Additionally, in order to reduce an ISP's secondary liability, most ISP terms-of-use agreements explicitly require e-mail users to abandon their expectation of e-mail privacy. Such agreements directly state that the ISP may access a user's e-mail for a host of reasons.
It should be noted that not all e-mail may be accessed by an ISP. For example, normally, if an e-mail exists solely in the sender's or recipient's computer, an ISP cannot physically (or lawfully) access it, and governmental access is limited by the Fourth Amendment. However, if a copy of an e-mail is stored on an ISP's computer, then it is accessible both legally and physically by the ISP and possibly the government.
An e-mail sent using a Post Office Protocol (POP) program is generally saved on the sender's and recipient's computer. Once the POP program has been executed, it is unusual for an ISP to have access to the e-mail that it processed. However, e-mail systems such as Gmail use an Interactive Message Access Protocol (IMAP) program which saves the e-mail on the ISP's computer. Such e-mail is accessible both legally and physically by the ISP, even after the completion of the IMAP process.
IMAP ISPs are currently free to access that e-mail on their own and turn it over to law enforcement. Privacy laws and the Fourth Amendment limitation are not applicable because the ISP is an authorized third party.
It is generally accepted that the extent to which law enforcement can obtain e-mail content is strictly circumscribed. Due to the ISP agreement and the lack of an expectation of privacy, ISP access and use of e-mail content is virtually unlimited. Additionally, ISPs can restrict speech via e-mail processing with near impunity.
In addition to contract and expectation-related immunities, ISPs in the United States enjoy freedom from liability for the actions of third parties who use their networks, because they are treated as telecommunication providers by the Communications Decency Act of 1996. Also, as found by the court in United States v. Forrester, 495 F.3d 1041 (2007), ISPs are private actors that are not subject to constitutional restrictions.
An ISP may even lawfully block an e-mail transmission based on reading its content. Just as other private Internet facilitators, including PayPal, Amazon, MasterCard and Visa, dropped their services to Wikileaks, an ISP may choose to whom it wishes to provide service. Computer programs, sometimes called Net Nannies, make it possible to search the content of each e-mail sent over a network and prevent its transmission without a noticeable change in service level.
It should be noted that ISPs need the ability to read the e-mail content they process in order to manage and secure their networks. In particular, ISPs need the ability to determine how much data there is to be transferred, where it's coming from, where it's going and whether any viruses, worms, bots or other malware are contained in the e-mail they process.
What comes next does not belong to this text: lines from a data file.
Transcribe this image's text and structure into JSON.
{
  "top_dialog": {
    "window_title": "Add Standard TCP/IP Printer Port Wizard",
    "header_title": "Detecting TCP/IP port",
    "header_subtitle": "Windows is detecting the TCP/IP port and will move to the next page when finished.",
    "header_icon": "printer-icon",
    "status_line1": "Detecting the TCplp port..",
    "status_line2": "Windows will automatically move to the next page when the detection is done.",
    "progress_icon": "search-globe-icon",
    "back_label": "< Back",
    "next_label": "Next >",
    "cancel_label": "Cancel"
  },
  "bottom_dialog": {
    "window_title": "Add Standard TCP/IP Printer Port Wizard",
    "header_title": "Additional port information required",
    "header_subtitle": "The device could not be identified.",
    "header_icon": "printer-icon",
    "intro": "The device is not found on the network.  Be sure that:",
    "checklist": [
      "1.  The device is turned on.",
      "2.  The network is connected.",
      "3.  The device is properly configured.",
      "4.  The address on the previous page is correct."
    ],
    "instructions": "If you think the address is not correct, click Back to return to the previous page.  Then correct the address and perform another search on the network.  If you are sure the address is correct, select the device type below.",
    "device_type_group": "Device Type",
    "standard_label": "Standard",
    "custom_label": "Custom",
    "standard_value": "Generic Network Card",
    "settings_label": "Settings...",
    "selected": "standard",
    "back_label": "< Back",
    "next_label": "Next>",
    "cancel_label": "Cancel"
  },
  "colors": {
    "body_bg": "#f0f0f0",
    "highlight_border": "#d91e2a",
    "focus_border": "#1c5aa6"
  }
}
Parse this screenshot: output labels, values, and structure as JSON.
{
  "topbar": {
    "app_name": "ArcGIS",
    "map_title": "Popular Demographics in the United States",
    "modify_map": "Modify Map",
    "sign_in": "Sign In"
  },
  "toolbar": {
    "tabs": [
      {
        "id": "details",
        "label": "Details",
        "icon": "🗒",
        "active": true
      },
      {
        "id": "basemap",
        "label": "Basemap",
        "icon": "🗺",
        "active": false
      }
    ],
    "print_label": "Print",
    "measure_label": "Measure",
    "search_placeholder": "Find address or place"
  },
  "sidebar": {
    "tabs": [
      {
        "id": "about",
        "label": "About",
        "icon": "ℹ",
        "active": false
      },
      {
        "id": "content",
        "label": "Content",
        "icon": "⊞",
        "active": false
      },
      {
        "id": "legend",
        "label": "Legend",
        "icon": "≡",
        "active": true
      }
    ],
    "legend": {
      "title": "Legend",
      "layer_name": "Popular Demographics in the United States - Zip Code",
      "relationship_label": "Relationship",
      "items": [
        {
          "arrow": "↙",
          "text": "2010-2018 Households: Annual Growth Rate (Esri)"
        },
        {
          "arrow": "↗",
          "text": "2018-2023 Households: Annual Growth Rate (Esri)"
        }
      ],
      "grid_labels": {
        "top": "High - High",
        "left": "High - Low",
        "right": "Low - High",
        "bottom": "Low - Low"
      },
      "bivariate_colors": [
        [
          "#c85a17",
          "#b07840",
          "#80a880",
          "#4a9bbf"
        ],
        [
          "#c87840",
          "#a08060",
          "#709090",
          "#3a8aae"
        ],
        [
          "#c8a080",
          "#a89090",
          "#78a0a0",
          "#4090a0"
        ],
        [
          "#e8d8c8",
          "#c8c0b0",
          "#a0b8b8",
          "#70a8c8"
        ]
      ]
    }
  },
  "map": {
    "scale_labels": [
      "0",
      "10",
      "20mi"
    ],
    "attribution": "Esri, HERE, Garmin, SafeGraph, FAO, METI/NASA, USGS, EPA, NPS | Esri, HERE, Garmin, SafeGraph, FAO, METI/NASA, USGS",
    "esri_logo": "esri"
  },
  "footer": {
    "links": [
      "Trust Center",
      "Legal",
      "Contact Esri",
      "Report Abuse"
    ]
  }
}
An ISP without the capability to search the content of the e-mail it processes could not inhibit spam or divert it to users' spam folders, nor could it detect and limit child pornography or comply with certain law enforcement requests. Without e-mail search capability, ISPs could not find and report potential national security threats or criminal conduct, such as "violent jihad" or "money laundering."
Technology also provides an alternative to existing naked e-mails. While an ISP can efficiently read e-mails, the same is not true for reading attachments or encrypted e-mails. Searching e-mail attachments and encrypted e-mails is time consuming and costly. Additionally, e-mail users can have a reasonable expectation that an attachment or encrypted e-mail will be private. Thus, privacy difficulties may be overcome via relatively simple, existing technological solutions.